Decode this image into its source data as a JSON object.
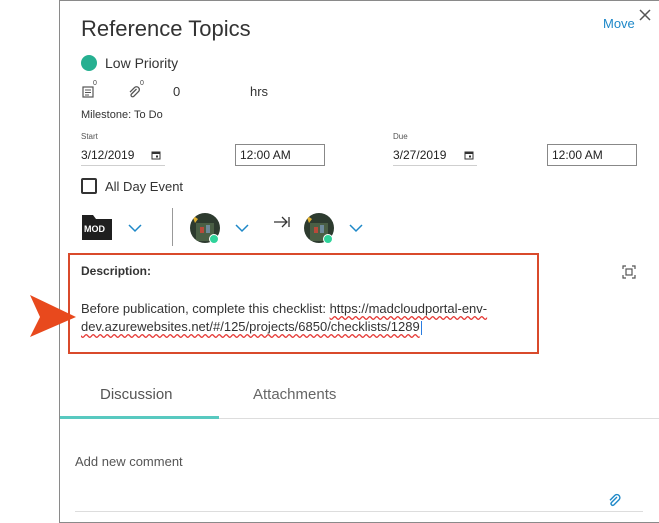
{
  "header": {
    "title": "Reference Topics",
    "move_label": "Move"
  },
  "priority": {
    "label": "Low Priority",
    "color": "#26b091"
  },
  "counts": {
    "notes_count": "0",
    "attachments_count": "0",
    "hours_value": "0",
    "hours_label": "hrs"
  },
  "milestone": "Milestone: To Do",
  "dates": {
    "start_label": "Start",
    "start_date": "3/12/2019",
    "start_time": "12:00 AM",
    "due_label": "Due",
    "due_date": "3/27/2019",
    "due_time": "12:00 AM"
  },
  "all_day": {
    "label": "All Day Event",
    "checked": false
  },
  "assignment": {
    "module_badge": "MOD"
  },
  "description": {
    "title": "Description:",
    "text_prefix": "Before publication, complete this checklist: ",
    "link": "https://madcloudportal-env-dev.azurewebsites.net/#/125/projects/6850/checklists/1289"
  },
  "tabs": [
    {
      "label": "Discussion",
      "active": true
    },
    {
      "label": "Attachments",
      "active": false
    }
  ],
  "comment": {
    "placeholder": "Add new comment"
  },
  "colors": {
    "accent_link": "#1e88c8",
    "highlight_border": "#d94a2b",
    "tab_active": "#58c9c0",
    "online": "#2fd39a"
  }
}
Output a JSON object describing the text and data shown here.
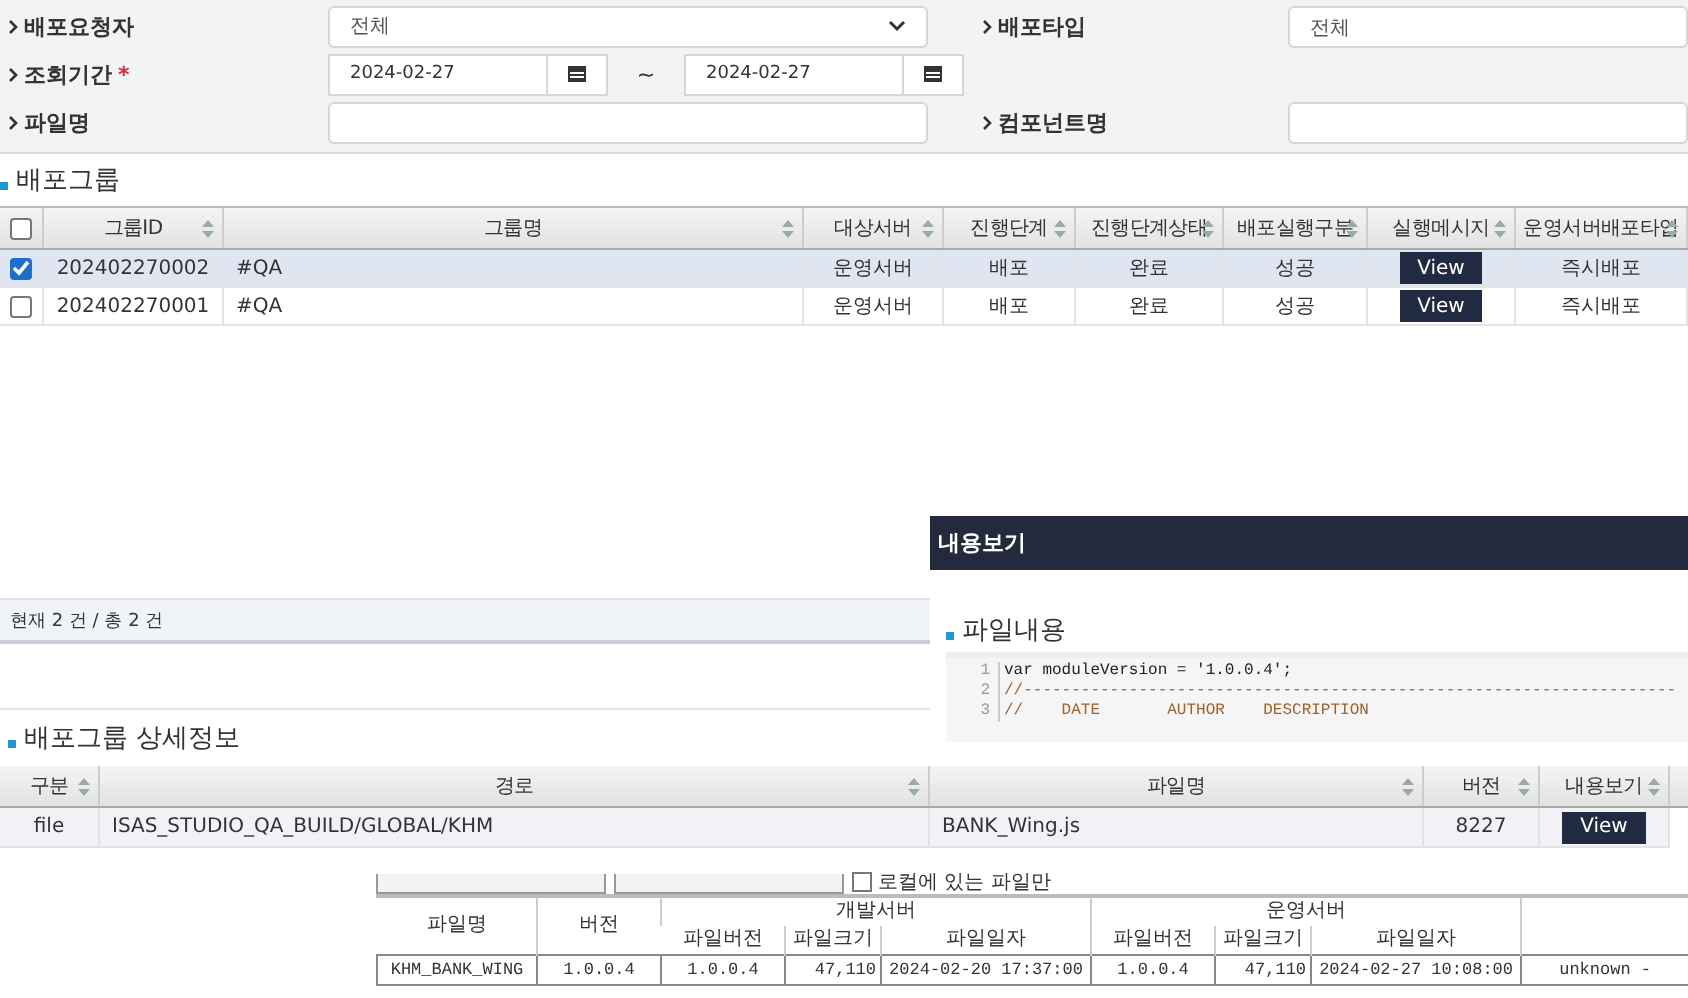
{
  "filter_rows": [
    [
      {
        "label": "배포요청자",
        "kind": "select",
        "value": "전체"
      },
      {
        "label": "배포타입",
        "kind": "text",
        "value": "전체"
      }
    ],
    [
      {
        "label": "조회기간",
        "kind": "date_range",
        "required_mark": "*",
        "from": "2024-02-27",
        "separator": "~",
        "to": "2024-02-27"
      }
    ],
    [
      {
        "label": "파일명",
        "kind": "text"
      },
      {
        "label": "컴포넌트명",
        "kind": "text"
      }
    ]
  ],
  "group_grid": {
    "title": "배포그룹",
    "all_checked": false,
    "columns": [
      "그룹ID",
      "그룹명",
      "대상서버",
      "진행단계",
      "진행단계상태",
      "배포실행구분",
      "실행메시지",
      "운영서버배포타입"
    ],
    "rows": [
      {
        "checked": true,
        "cells": [
          "202402270002",
          "#QA",
          "운영서버",
          "배포",
          "완료",
          "성공"
        ],
        "action": "View",
        "last": "즉시배포"
      },
      {
        "checked": false,
        "cells": [
          "202402270001",
          "#QA",
          "운영서버",
          "배포",
          "완료",
          "성공"
        ],
        "action": "View",
        "last": "즉시배포"
      }
    ],
    "footer": "현재 2 건 / 총 2 건"
  },
  "detail_grid": {
    "title": "배포그룹 상세정보",
    "columns": [
      "구분",
      "경로",
      "파일명",
      "버전",
      "내용보기"
    ],
    "rows": [
      {
        "cells": [
          "file",
          "ISAS_STUDIO_QA_BUILD/GLOBAL/KHM",
          "BANK_Wing.js",
          "8227"
        ],
        "action": "View"
      }
    ]
  },
  "viewer": {
    "title": "내용보기",
    "section": "파일내용",
    "code_lines": [
      {
        "number": "1",
        "kind": "code",
        "text": "var moduleVersion = '1.0.0.4';"
      },
      {
        "number": "2",
        "kind": "comment",
        "text": "//--------------------------------------------------------------------"
      },
      {
        "number": "3",
        "kind": "comment",
        "text": "//    DATE       AUTHOR    DESCRIPTION"
      }
    ]
  },
  "compare": {
    "local_only": {
      "label": "로컬에 있는 파일만",
      "checked": false
    },
    "columns": [
      {
        "label": "파일명"
      },
      {
        "label": "버전"
      },
      {
        "label": "개발서버",
        "colspan": 3,
        "children": [
          "파일버전",
          "파일크기",
          "파일일자"
        ]
      },
      {
        "label": "운영서버",
        "colspan": 3,
        "children": [
          "파일버전",
          "파일크기",
          "파일일자"
        ]
      }
    ],
    "rows": [
      {
        "cells": [
          "KHM_BANK_WING",
          "1.0.0.4",
          "1.0.0.4",
          "47,110",
          "2024-02-20 17:37:00",
          "1.0.0.4",
          "47,110",
          "2024-02-27 10:08:00",
          "unknown -"
        ]
      }
    ]
  }
}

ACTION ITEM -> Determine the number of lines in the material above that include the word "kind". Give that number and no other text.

WRITTEN SOLUTION -> 8